From the first line to the last, reproduce the data exactly.
..............................
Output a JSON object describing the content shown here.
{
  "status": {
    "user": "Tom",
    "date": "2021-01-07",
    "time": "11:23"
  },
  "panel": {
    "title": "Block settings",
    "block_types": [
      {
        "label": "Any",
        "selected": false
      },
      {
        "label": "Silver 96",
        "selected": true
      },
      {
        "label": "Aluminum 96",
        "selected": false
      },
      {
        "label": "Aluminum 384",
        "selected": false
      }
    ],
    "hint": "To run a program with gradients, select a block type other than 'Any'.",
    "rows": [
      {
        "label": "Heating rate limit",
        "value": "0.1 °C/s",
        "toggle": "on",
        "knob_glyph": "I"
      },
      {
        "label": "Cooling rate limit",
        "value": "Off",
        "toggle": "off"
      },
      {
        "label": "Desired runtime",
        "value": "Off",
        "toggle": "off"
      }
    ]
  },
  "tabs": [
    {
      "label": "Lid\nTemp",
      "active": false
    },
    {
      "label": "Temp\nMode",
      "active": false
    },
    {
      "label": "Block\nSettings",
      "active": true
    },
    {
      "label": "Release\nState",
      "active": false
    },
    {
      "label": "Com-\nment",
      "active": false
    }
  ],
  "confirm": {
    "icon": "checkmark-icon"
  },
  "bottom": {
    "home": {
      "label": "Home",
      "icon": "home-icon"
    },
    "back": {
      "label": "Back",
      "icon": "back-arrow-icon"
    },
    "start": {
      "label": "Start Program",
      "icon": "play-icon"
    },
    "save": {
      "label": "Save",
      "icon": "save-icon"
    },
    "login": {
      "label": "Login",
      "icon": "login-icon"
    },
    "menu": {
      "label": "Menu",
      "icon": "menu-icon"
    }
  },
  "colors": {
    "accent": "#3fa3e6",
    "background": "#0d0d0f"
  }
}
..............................
- _Your response_:
Output a JSON object describing the content shown here.
{
  "status": {
    "user": "Tom",
    "date": "2021-01-07",
    "time": "11:23"
  },
  "panel": {
    "title": "Block settings",
    "block_types": [
      {
        "label": "Any",
        "selected": false
      },
      {
        "label": "Silver 96",
        "selected": true
      },
      {
        "label": "Aluminum 96",
        "selected": false
      },
      {
        "label": "Aluminum 384",
        "selected": false
      }
    ],
    "hint": "To run a program with gradients, select a block type other than 'Any'.",
    "rows": [
      {
        "label": "Heating rate limit",
        "value": "0.1 °C/s",
        "toggle": "on",
        "knob_glyph": "I"
      },
      {
        "label": "Cooling rate limit",
        "value": "Off",
        "toggle": "off"
      },
      {
        "label": "Desired runtime",
        "value": "Off",
        "toggle": "off"
      }
    ]
  },
  "tabs": [
    {
      "label": "Lid\nTemp",
      "active": false
    },
    {
      "label": "Temp\nMode",
      "active": false
    },
    {
      "label": "Block\nSettings",
      "active": true
    },
    {
      "label": "Release\nState",
      "active": false
    },
    {
      "label": "Com-\nment",
      "active": false
    }
  ],
  "confirm": {
    "icon": "checkmark-icon"
  },
  "bottom": {
    "home": {
      "label": "Home",
      "icon": "home-icon"
    },
    "back": {
      "label": "Back",
      "icon": "back-arrow-icon"
    },
    "start": {
      "label": "Start Program",
      "icon": "play-icon"
    },
    "save": {
      "label": "Save",
      "icon": "save-icon"
    },
    "login": {
      "label": "Login",
      "icon": "login-icon"
    },
    "menu": {
      "label": "Menu",
      "icon": "menu-icon"
    }
  },
  "colors": {
    "accent": "#3fa3e6",
    "background": "#0d0d0f"
  }
}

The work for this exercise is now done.